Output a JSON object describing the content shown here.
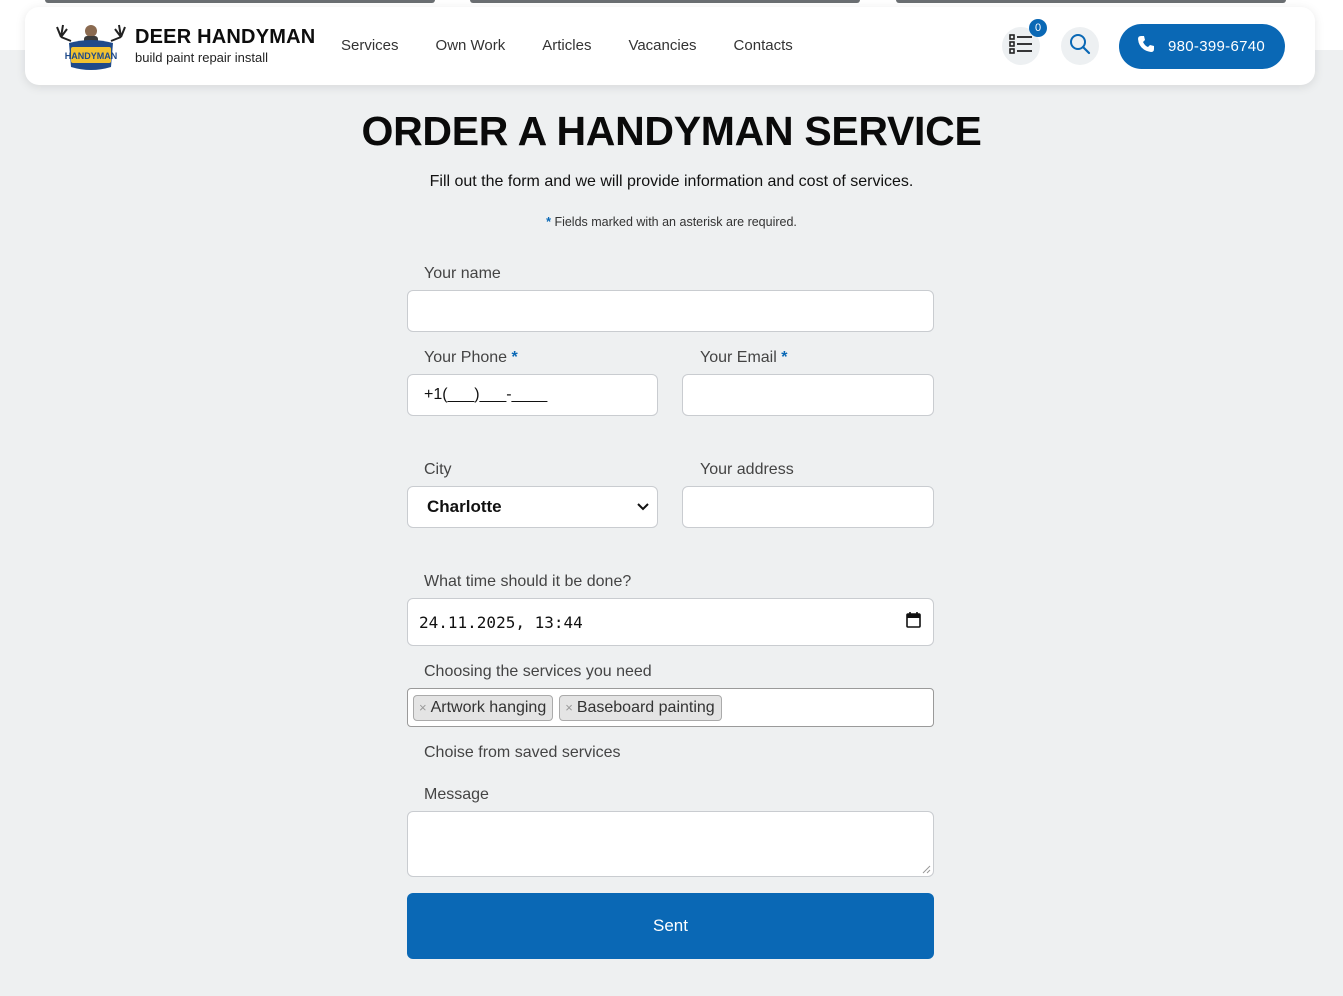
{
  "brand": {
    "title": "DEER HANDYMAN",
    "tagline": "build paint repair install",
    "logo_text": "HANDYMAN"
  },
  "nav": {
    "items": [
      "Services",
      "Own Work",
      "Articles",
      "Vacancies",
      "Contacts"
    ]
  },
  "header": {
    "list_icon": "list-icon",
    "saved_count": "0",
    "search_icon": "search-icon",
    "phone_icon": "phone-icon",
    "phone_number": "980-399-6740"
  },
  "page": {
    "title": "ORDER A HANDYMAN SERVICE",
    "subtitle": "Fill out the form and we will provide information and cost of services.",
    "required_note_star": "*",
    "required_note": "Fields marked with an asterisk are required."
  },
  "form": {
    "name_label": "Your name",
    "name_value": "",
    "phone_label": "Your Phone",
    "phone_value": "+1(___)___-____",
    "email_label": "Your Email",
    "email_value": "",
    "required_star": "*",
    "city_label": "City",
    "city_value": "Charlotte",
    "address_label": "Your address",
    "address_value": "",
    "time_label": "What time should it be done?",
    "time_value": "24.11.2025, 13:44",
    "services_label": "Choosing the services you need",
    "selected_services": [
      "Artwork hanging",
      "Baseboard painting"
    ],
    "remove_symbol": "×",
    "saved_services_label": "Choise from saved services",
    "message_label": "Message",
    "message_value": "",
    "submit_label": "Sent"
  },
  "colors": {
    "accent": "#0a68b5",
    "background": "#eef0f1"
  }
}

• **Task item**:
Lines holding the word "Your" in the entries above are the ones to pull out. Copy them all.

• **Answer to this exercise**:
    "name_label": "Your name",
    "phone_label": "Your Phone",
    "email_label": "Your Email",
    "address_label": "Your address",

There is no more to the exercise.